> **Activity**
Copy every line from the records below that carries the word "screenshot".
╭─ Information given
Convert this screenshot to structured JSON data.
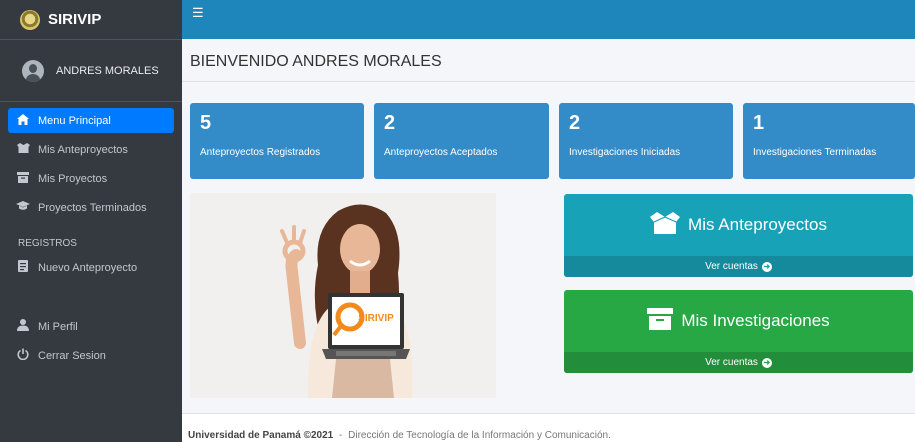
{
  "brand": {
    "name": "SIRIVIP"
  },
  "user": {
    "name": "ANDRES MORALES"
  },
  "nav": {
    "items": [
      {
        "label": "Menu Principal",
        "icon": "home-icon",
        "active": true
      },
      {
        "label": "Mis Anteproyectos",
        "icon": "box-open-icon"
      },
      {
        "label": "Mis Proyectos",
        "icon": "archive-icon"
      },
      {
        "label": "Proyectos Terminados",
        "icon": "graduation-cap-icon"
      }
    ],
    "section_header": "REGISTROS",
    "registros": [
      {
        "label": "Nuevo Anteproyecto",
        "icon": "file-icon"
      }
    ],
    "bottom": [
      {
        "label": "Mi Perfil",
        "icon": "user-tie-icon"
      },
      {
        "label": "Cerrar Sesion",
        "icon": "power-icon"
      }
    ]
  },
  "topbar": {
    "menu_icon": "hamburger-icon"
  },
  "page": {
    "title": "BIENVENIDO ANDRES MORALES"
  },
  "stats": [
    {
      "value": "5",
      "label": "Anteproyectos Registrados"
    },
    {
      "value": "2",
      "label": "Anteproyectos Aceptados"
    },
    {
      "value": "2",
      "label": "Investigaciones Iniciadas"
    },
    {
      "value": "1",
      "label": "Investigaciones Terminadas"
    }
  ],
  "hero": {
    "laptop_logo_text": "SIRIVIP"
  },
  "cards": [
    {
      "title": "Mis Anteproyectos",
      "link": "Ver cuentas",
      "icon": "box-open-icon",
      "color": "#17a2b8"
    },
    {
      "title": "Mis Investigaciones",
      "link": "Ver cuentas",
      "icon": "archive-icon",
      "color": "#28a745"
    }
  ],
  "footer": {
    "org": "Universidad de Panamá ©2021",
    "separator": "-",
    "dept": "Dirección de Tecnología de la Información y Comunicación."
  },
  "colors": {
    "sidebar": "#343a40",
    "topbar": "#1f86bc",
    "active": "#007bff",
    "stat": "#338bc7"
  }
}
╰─
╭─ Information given
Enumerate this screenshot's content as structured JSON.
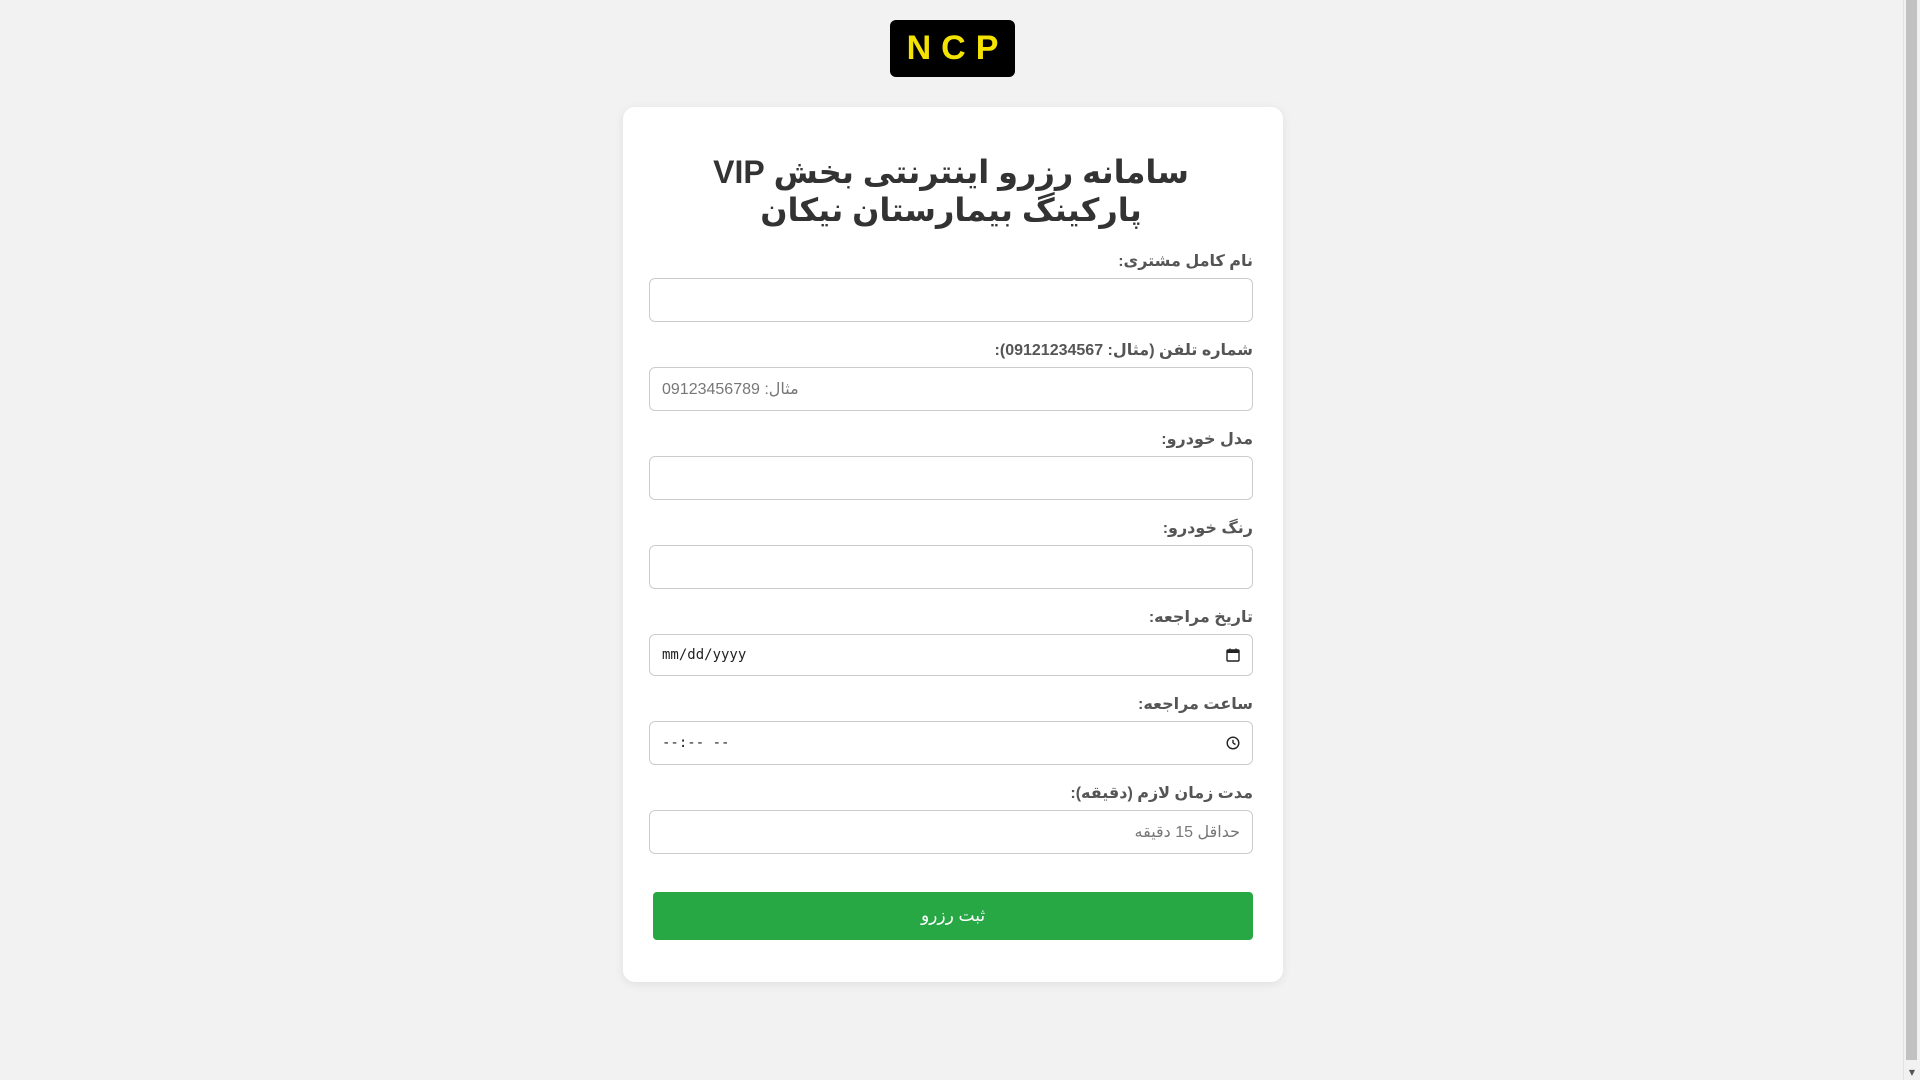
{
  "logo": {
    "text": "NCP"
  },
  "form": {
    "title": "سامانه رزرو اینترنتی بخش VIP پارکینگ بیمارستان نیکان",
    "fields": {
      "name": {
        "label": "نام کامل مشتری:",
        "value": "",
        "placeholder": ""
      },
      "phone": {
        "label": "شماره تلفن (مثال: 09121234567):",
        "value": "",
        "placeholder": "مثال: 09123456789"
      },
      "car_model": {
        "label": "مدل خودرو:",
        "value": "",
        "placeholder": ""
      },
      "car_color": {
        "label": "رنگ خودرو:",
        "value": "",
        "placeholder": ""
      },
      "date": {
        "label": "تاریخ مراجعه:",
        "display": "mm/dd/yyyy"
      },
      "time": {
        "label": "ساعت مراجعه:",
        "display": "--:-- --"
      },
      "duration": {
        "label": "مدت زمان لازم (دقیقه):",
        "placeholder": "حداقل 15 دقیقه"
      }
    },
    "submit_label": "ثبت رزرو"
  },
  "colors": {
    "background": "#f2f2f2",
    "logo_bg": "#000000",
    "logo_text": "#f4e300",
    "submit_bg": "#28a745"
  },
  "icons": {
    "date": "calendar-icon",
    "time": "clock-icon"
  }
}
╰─
> **Worked solution**
Convert this screenshot to structured JSON data.
Enumerate this screenshot's content as structured JSON.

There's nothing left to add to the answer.